**Work to be completed**. In the lines below, look for "source". Copy each line where it appears.

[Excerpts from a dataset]
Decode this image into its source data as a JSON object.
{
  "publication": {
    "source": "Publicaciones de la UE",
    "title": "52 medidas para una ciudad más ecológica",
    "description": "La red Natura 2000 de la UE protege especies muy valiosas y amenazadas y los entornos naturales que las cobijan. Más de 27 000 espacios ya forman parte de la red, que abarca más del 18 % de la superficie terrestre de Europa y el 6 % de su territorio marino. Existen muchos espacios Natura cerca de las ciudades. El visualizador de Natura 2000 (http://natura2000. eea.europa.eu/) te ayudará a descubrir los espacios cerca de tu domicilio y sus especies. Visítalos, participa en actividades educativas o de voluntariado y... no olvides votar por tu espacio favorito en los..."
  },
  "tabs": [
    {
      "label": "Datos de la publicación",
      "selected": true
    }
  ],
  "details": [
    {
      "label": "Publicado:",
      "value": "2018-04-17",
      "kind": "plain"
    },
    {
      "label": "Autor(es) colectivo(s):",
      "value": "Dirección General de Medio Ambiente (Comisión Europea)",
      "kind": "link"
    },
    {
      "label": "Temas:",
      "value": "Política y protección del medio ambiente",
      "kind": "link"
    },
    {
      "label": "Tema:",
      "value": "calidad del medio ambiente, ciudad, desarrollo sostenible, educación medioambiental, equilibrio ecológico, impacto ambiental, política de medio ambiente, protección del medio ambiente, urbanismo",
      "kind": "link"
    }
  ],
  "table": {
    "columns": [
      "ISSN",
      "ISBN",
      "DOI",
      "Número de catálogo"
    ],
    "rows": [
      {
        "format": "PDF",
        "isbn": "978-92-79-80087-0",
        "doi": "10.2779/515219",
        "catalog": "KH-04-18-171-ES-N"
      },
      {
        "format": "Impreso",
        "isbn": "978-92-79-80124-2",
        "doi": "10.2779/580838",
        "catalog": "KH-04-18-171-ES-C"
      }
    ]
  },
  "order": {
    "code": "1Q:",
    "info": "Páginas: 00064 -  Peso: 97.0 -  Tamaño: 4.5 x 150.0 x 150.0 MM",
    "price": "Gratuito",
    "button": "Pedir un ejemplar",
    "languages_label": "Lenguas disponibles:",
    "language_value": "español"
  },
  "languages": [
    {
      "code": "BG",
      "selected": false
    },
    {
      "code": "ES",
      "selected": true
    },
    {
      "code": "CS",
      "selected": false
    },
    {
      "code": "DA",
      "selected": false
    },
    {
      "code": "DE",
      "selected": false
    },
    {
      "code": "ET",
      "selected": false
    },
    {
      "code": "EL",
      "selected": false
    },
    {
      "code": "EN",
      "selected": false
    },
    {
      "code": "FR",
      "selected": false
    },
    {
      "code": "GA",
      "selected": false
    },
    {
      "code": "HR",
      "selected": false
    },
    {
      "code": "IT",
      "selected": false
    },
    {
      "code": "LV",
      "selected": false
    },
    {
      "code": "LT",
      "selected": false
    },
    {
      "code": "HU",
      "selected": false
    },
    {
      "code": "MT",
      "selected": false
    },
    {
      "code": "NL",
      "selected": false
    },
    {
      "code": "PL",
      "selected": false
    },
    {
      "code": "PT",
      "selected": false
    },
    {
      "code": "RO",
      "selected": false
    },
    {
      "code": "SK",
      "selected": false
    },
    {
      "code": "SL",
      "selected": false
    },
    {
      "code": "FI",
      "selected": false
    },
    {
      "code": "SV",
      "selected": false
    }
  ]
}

**Task solution**.
Decode this image into its source data as a JSON object.
    "source": "Publicaciones de la UE",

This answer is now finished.